** EXCERPTED DATA follows **
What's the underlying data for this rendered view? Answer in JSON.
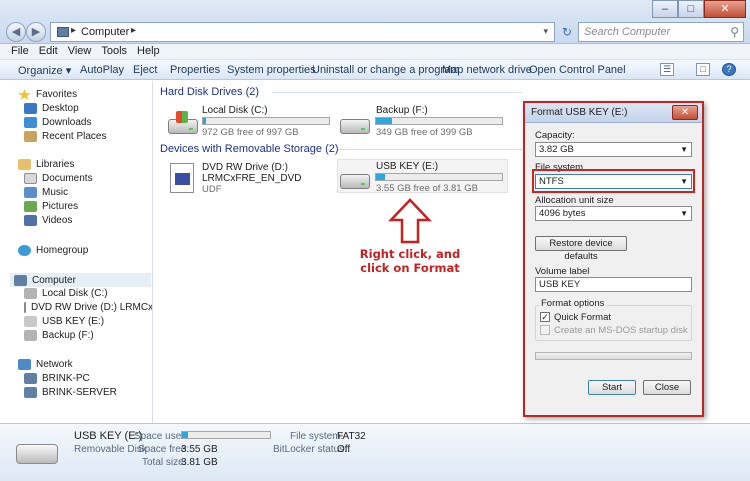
{
  "address": {
    "crumb": "Computer"
  },
  "search": {
    "placeholder": "Search Computer"
  },
  "menu": [
    "File",
    "Edit",
    "View",
    "Tools",
    "Help"
  ],
  "toolbar": [
    "Organize ▾",
    "AutoPlay",
    "Eject",
    "Properties",
    "System properties",
    "Uninstall or change a program",
    "Map network drive",
    "Open Control Panel"
  ],
  "nav": {
    "favorites": "Favorites",
    "desktop": "Desktop",
    "downloads": "Downloads",
    "recent": "Recent Places",
    "libraries": "Libraries",
    "documents": "Documents",
    "music": "Music",
    "pictures": "Pictures",
    "videos": "Videos",
    "homegroup": "Homegroup",
    "computer": "Computer",
    "localdisk": "Local Disk (C:)",
    "dvd": "DVD RW Drive (D:) LRMCxFRE_E",
    "usb": "USB KEY (E:)",
    "backup": "Backup (F:)",
    "network": "Network",
    "pc1": "BRINK-PC",
    "pc2": "BRINK-SERVER"
  },
  "content": {
    "hdd_group": "Hard Disk Drives (2)",
    "rem_group": "Devices with Removable Storage (2)",
    "local": {
      "name": "Local Disk (C:)",
      "free": "972 GB free of 997 GB",
      "used_fraction": 0.025
    },
    "backup": {
      "name": "Backup (F:)",
      "free": "349 GB free of 399 GB",
      "used_fraction": 0.125
    },
    "dvd": {
      "name": "DVD RW Drive (D:)",
      "label": "LRMCxFRE_EN_DVD",
      "fs": "UDF"
    },
    "usb": {
      "name": "USB KEY (E:)",
      "free": "3.55 GB free of 3.81 GB",
      "used_fraction": 0.068
    }
  },
  "callout": {
    "line1": "Right click, and",
    "line2": "click on Format"
  },
  "details": {
    "name": "USB KEY (E:)",
    "type": "Removable Disk",
    "space_used_label": "Space used:",
    "space_free_label": "Space free:",
    "space_free": "3.55 GB",
    "total_label": "Total size:",
    "total": "3.81 GB",
    "fs_label": "File system:",
    "fs": "FAT32",
    "bitlocker_label": "BitLocker status:",
    "bitlocker": "Off",
    "used_fraction": 0.068
  },
  "dialog": {
    "title": "Format USB KEY (E:)",
    "capacity_label": "Capacity:",
    "capacity": "3.82 GB",
    "fs_label": "File system",
    "fs": "NTFS",
    "alloc_label": "Allocation unit size",
    "alloc": "4096 bytes",
    "restore": "Restore device defaults",
    "volume_label": "Volume label",
    "volume": "USB KEY",
    "options_label": "Format options",
    "quick": "Quick Format",
    "msdos": "Create an MS-DOS startup disk",
    "start": "Start",
    "close": "Close"
  },
  "colors": {
    "accent": "#2aa8e0",
    "highlight": "#d12121",
    "group": "#1e3287"
  }
}
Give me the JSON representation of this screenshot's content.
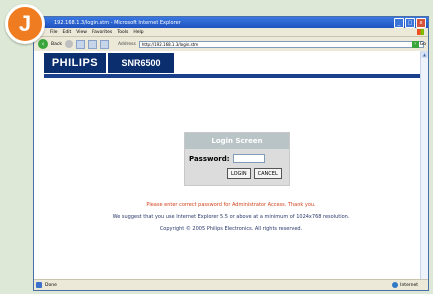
{
  "badge": "J",
  "window": {
    "title": "192.168.1.3/login.stm - Microsoft Internet Explorer",
    "buttons": [
      "_",
      "□",
      "x"
    ]
  },
  "menu": [
    "File",
    "Edit",
    "View",
    "Favorites",
    "Tools",
    "Help"
  ],
  "toolbar": {
    "back_label": "Back",
    "address_label": "Address",
    "url": "http://192.168.1.3/login.stm",
    "go_label": "Go"
  },
  "brand": {
    "name": "PHILIPS",
    "model": "SNR6500"
  },
  "login": {
    "title": "Login Screen",
    "password_label": "Password:",
    "password_value": "",
    "login_button": "LOGIN",
    "cancel_button": "CANCEL"
  },
  "messages": {
    "warning": "Please enter correct password for Administrator Access. Thank you.",
    "suggestion": "We suggest that you use Internet Explorer 5.5 or above at a minimum of 1024x768 resolution.",
    "copyright": "Copyright © 2005 Philips Electronics. All rights reserved."
  },
  "status": {
    "left": "Done",
    "zone": "Internet"
  },
  "colors": {
    "accent": "#f07c21",
    "brand_blue": "#0b2e6e",
    "warning": "#d0421b"
  }
}
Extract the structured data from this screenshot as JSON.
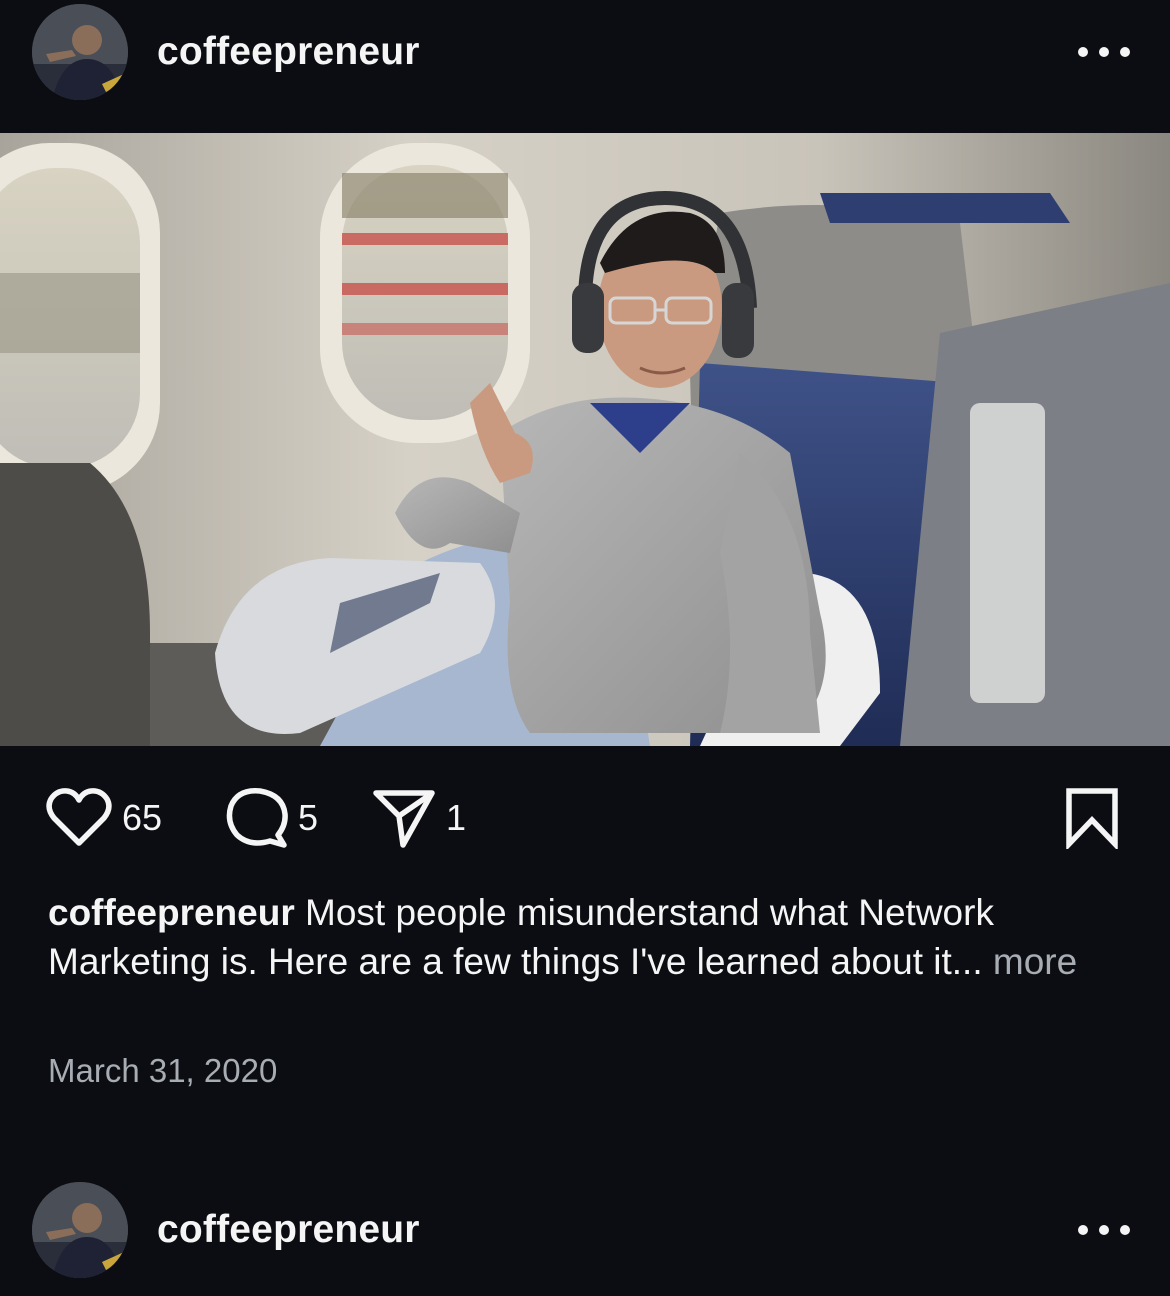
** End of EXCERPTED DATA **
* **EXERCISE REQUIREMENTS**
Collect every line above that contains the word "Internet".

* **SOLUTION**
    "title": "192.168.1.3/login.stm - Microsoft Internet Explorer",
    "suggestion": "We suggest that you use Internet Explorer 5.5 or above at a minimum of 1024x768 resolution.",
    "zone": "Internet"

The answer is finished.